_The problem_
Find how many lines in this data contain the string "Exder". Respond with only that number.
─── Excerpted records ───
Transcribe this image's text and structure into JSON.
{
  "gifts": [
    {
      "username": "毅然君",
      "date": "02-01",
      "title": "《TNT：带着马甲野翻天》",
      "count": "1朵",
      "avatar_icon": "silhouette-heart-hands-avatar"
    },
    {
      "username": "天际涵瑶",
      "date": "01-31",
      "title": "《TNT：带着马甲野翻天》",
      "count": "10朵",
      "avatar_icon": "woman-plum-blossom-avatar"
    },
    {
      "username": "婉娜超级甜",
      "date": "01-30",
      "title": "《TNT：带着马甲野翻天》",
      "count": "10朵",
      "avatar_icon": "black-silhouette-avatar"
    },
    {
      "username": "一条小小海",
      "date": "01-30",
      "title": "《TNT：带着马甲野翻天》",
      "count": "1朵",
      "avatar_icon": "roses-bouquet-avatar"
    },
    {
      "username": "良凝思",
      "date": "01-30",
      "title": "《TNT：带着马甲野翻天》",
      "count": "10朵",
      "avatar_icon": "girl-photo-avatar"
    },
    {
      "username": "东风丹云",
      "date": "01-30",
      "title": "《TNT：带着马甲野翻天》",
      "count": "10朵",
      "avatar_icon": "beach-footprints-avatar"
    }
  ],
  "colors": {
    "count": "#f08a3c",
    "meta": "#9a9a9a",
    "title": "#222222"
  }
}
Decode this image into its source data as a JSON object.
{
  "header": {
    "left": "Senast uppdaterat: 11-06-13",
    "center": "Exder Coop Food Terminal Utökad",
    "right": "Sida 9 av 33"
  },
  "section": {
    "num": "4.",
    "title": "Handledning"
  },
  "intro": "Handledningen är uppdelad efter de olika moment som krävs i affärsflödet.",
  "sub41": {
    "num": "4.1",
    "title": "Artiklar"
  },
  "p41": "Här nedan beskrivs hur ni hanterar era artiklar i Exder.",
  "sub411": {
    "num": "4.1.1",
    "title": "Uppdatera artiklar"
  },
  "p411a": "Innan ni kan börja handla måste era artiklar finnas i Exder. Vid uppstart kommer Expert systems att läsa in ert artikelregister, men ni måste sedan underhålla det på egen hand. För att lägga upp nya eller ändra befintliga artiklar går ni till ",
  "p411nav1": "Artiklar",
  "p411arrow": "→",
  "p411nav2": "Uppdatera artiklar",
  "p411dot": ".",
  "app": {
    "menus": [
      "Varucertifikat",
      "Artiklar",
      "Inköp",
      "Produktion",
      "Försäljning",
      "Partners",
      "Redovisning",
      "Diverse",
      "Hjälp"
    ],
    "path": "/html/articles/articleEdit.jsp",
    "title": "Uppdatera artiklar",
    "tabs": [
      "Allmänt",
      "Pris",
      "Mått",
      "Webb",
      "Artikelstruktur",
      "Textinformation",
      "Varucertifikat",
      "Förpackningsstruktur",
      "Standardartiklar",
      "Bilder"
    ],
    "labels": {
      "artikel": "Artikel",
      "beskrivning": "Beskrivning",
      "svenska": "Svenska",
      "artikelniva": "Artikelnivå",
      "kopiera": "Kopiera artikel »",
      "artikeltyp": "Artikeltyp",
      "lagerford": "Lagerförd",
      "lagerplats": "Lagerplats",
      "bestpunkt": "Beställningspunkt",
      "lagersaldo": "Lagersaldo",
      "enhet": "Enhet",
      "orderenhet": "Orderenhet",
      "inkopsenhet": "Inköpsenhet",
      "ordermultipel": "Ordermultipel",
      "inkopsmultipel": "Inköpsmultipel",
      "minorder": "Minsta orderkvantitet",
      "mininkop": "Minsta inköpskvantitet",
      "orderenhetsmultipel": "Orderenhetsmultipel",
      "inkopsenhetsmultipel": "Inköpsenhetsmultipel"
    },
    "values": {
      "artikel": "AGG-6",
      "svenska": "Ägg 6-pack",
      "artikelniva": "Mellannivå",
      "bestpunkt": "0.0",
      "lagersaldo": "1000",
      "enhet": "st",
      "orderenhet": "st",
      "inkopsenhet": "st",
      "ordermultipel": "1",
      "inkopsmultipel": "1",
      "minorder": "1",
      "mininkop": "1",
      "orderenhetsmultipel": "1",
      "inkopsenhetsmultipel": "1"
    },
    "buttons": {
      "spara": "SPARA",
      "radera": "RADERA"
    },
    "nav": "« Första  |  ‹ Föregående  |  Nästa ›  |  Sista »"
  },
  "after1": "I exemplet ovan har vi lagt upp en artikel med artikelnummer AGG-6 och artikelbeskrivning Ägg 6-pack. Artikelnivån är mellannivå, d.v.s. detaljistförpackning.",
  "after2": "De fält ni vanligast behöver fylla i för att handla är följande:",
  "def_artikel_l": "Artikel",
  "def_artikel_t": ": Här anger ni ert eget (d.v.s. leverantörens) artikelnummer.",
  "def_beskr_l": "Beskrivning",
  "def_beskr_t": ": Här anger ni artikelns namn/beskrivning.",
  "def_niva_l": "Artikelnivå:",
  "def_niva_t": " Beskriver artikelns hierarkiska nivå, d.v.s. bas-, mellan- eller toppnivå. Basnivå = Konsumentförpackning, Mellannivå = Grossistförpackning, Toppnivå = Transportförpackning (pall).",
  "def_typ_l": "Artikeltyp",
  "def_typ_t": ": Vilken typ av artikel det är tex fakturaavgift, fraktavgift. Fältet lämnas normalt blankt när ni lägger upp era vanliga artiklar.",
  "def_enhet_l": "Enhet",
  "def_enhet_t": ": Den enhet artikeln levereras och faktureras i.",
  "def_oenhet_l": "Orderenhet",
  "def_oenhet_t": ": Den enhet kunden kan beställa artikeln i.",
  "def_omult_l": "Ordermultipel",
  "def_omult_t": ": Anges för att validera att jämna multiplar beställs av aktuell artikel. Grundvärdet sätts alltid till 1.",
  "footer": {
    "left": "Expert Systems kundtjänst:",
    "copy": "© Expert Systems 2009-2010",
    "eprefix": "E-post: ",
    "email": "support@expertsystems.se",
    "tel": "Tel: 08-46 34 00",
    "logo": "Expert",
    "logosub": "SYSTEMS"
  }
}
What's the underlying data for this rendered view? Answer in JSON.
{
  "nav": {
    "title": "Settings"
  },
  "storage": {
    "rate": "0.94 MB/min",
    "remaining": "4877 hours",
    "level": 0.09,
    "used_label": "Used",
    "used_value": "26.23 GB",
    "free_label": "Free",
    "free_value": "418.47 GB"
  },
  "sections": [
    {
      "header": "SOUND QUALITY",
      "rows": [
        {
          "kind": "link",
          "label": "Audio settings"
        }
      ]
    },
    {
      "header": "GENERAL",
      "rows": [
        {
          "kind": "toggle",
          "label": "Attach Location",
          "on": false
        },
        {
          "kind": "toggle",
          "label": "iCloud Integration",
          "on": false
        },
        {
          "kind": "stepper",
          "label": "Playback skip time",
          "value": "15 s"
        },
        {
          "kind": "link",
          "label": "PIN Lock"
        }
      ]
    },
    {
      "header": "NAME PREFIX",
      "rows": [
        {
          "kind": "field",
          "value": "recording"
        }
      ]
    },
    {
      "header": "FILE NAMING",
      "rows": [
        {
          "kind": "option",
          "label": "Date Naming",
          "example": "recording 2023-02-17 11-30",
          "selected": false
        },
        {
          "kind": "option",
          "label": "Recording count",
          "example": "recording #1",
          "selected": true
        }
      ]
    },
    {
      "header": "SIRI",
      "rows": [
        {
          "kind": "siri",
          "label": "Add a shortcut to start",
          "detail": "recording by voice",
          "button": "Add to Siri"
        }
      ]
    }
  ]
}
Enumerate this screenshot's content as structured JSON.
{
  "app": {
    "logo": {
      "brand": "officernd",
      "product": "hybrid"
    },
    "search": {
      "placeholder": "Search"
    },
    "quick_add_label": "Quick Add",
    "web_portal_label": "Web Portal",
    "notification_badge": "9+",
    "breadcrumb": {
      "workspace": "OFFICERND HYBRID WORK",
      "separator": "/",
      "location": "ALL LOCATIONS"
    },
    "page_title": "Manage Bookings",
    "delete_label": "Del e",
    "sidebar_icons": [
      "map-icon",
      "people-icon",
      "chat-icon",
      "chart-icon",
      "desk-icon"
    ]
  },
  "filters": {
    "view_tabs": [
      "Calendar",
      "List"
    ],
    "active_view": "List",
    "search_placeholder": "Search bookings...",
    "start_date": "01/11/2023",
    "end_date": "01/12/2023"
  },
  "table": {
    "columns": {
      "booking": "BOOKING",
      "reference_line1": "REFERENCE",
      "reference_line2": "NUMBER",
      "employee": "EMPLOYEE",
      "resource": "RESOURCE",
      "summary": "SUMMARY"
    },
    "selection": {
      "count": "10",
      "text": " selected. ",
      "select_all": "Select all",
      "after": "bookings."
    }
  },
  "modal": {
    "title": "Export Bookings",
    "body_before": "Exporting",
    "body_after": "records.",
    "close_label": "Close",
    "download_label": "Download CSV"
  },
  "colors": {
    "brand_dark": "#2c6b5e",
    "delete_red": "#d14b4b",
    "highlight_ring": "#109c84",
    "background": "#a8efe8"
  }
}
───
_Answer area_
3